Those so-called useless, toxic chromium ions are the key ingredient in the catalyst, in that they actually become a promoter in the catalytic cycle in the next step of the process. This process is called the Fenton Process, and involves making highly reactive free radicals (yes, like the ones you don’t want in your body or in the ozone layer!) that tear apart difficult organic compounds. Ripping these organic compounds, like solvents, apart, leaves compounds that are often easier to dispose of, or even better, useful as starting points for synthesising new, useful things.

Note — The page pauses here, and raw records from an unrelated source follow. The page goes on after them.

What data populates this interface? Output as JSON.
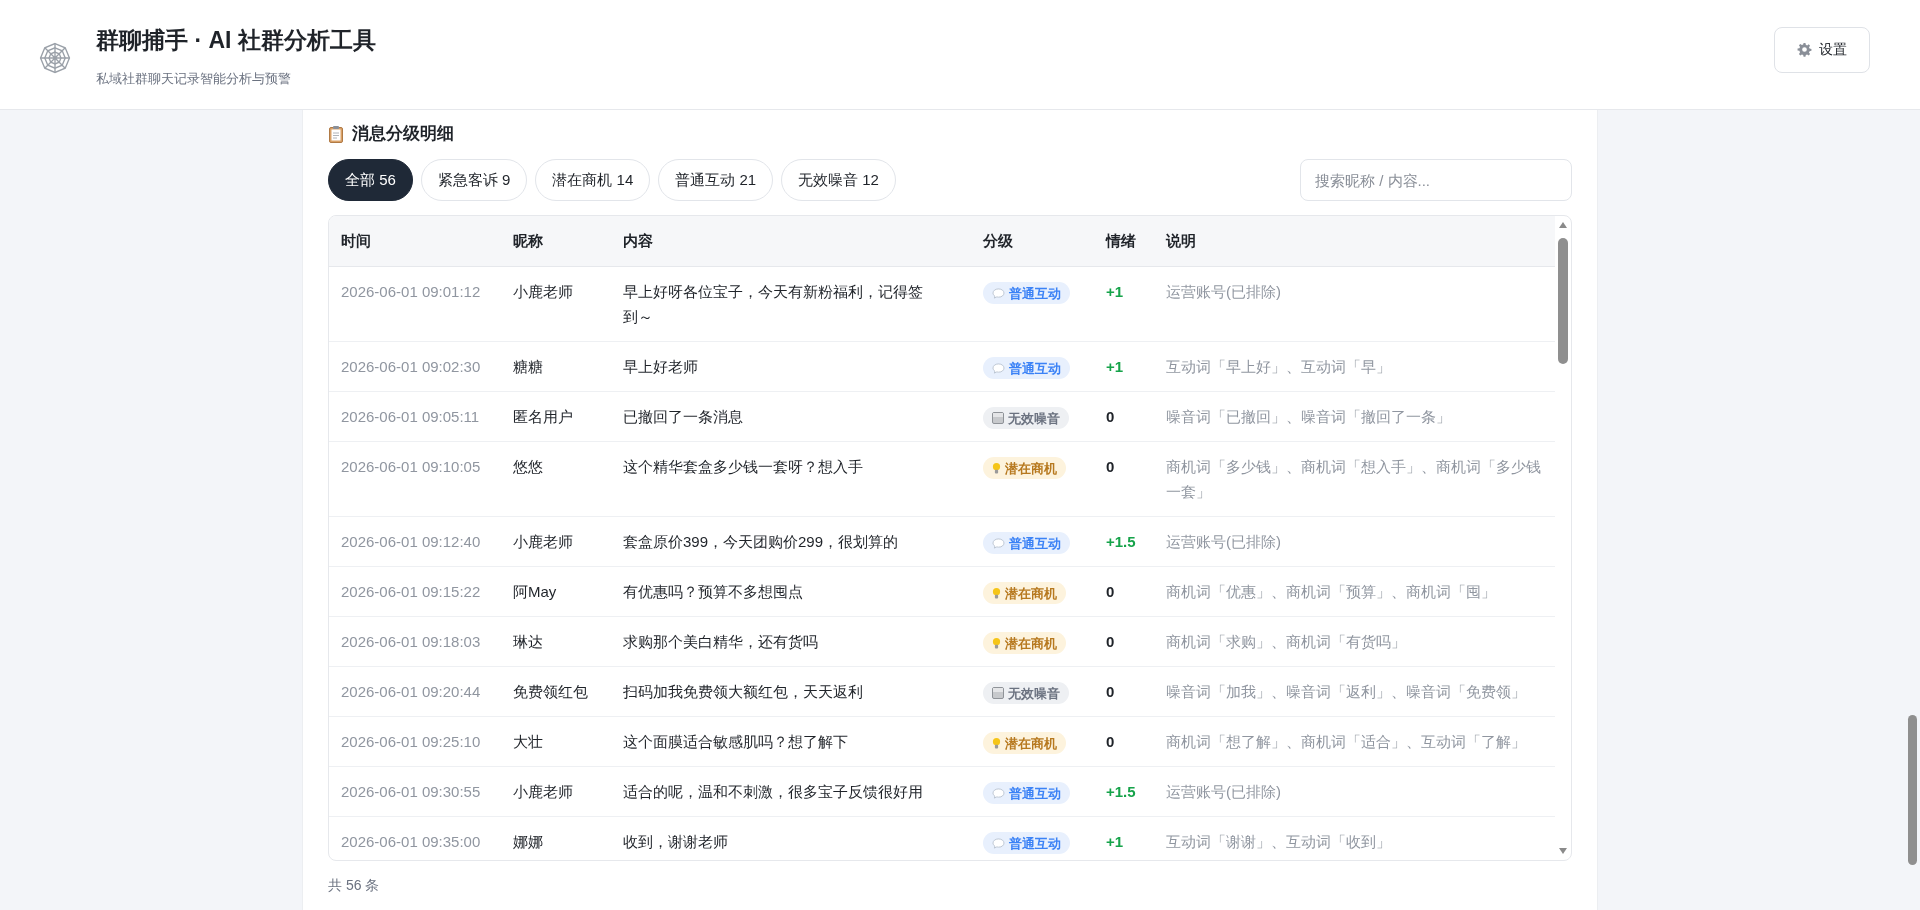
{
  "header": {
    "title": "群聊捕手 · AI 社群分析工具",
    "subtitle": "私域社群聊天记录智能分析与预警",
    "settings_button": "设置"
  },
  "section": {
    "title": "消息分级明细"
  },
  "filters": [
    {
      "label": "全部 56",
      "selected": true
    },
    {
      "label": "紧急客诉 9",
      "selected": false
    },
    {
      "label": "潜在商机 14",
      "selected": false
    },
    {
      "label": "普通互动 21",
      "selected": false
    },
    {
      "label": "无效噪音 12",
      "selected": false
    }
  ],
  "search": {
    "placeholder": "搜索昵称 / 内容..."
  },
  "table": {
    "columns": [
      "时间",
      "昵称",
      "内容",
      "分级",
      "情绪",
      "说明"
    ],
    "rows": [
      {
        "time": "2026-06-01 09:01:12",
        "nickname": "小鹿老师",
        "content": "早上好呀各位宝子，今天有新粉福利，记得签到～",
        "grade": "普通互动",
        "kind": "interaction",
        "emotion": "+1",
        "note": "运营账号(已排除)"
      },
      {
        "time": "2026-06-01 09:02:30",
        "nickname": "糖糖",
        "content": "早上好老师",
        "grade": "普通互动",
        "kind": "interaction",
        "emotion": "+1",
        "note": "互动词「早上好」、互动词「早」"
      },
      {
        "time": "2026-06-01 09:05:11",
        "nickname": "匿名用户",
        "content": "已撤回了一条消息",
        "grade": "无效噪音",
        "kind": "noise",
        "emotion": "0",
        "note": "噪音词「已撤回」、噪音词「撤回了一条」"
      },
      {
        "time": "2026-06-01 09:10:05",
        "nickname": "悠悠",
        "content": "这个精华套盒多少钱一套呀？想入手",
        "grade": "潜在商机",
        "kind": "opportunity",
        "emotion": "0",
        "note": "商机词「多少钱」、商机词「想入手」、商机词「多少钱一套」"
      },
      {
        "time": "2026-06-01 09:12:40",
        "nickname": "小鹿老师",
        "content": "套盒原价399，今天团购价299，很划算的",
        "grade": "普通互动",
        "kind": "interaction",
        "emotion": "+1.5",
        "note": "运营账号(已排除)"
      },
      {
        "time": "2026-06-01 09:15:22",
        "nickname": "阿May",
        "content": "有优惠吗？预算不多想囤点",
        "grade": "潜在商机",
        "kind": "opportunity",
        "emotion": "0",
        "note": "商机词「优惠」、商机词「预算」、商机词「囤」"
      },
      {
        "time": "2026-06-01 09:18:03",
        "nickname": "琳达",
        "content": "求购那个美白精华，还有货吗",
        "grade": "潜在商机",
        "kind": "opportunity",
        "emotion": "0",
        "note": "商机词「求购」、商机词「有货吗」"
      },
      {
        "time": "2026-06-01 09:20:44",
        "nickname": "免费领红包",
        "content": "扫码加我免费领大额红包，天天返利",
        "grade": "无效噪音",
        "kind": "noise",
        "emotion": "0",
        "note": "噪音词「加我」、噪音词「返利」、噪音词「免费领」"
      },
      {
        "time": "2026-06-01 09:25:10",
        "nickname": "大壮",
        "content": "这个面膜适合敏感肌吗？想了解下",
        "grade": "潜在商机",
        "kind": "opportunity",
        "emotion": "0",
        "note": "商机词「想了解」、商机词「适合」、互动词「了解」"
      },
      {
        "time": "2026-06-01 09:30:55",
        "nickname": "小鹿老师",
        "content": "适合的呢，温和不刺激，很多宝子反馈很好用",
        "grade": "普通互动",
        "kind": "interaction",
        "emotion": "+1.5",
        "note": "运营账号(已排除)"
      },
      {
        "time": "2026-06-01 09:35:00",
        "nickname": "娜娜",
        "content": "收到，谢谢老师",
        "grade": "普通互动",
        "kind": "interaction",
        "emotion": "+1",
        "note": "互动词「谢谢」、互动词「收到」"
      }
    ]
  },
  "footer": {
    "total": "共 56 条"
  }
}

This new catalyst is a trifecta of sustainability, taking two unwanted, even dangerous waste products and constructing something to break down other tricky products. It’s a beautiful example of the creativity and resourcefulness that make up the core of catalyst design. It reminds us that even though chemistry can be hugely wasteful, it’s not a huge waste.

Paper reference

Chagas, P. M. B.; Caetano, A. A.; Tireli, A. A.; Cesar, P. H. S.; Corrêa, A. D.; Guimarães, I. do R. Use of an Environmental Pollutant From Hexavalent Chromium Removal as a Green Catalyst in The Fenton Process. Sci. Rep. 2019, 9 (1), 12819. doi.org/10.1038/s41598-019-49196-9.

Find out more about our own catalysis research, which is transforming how we can recycle plastics: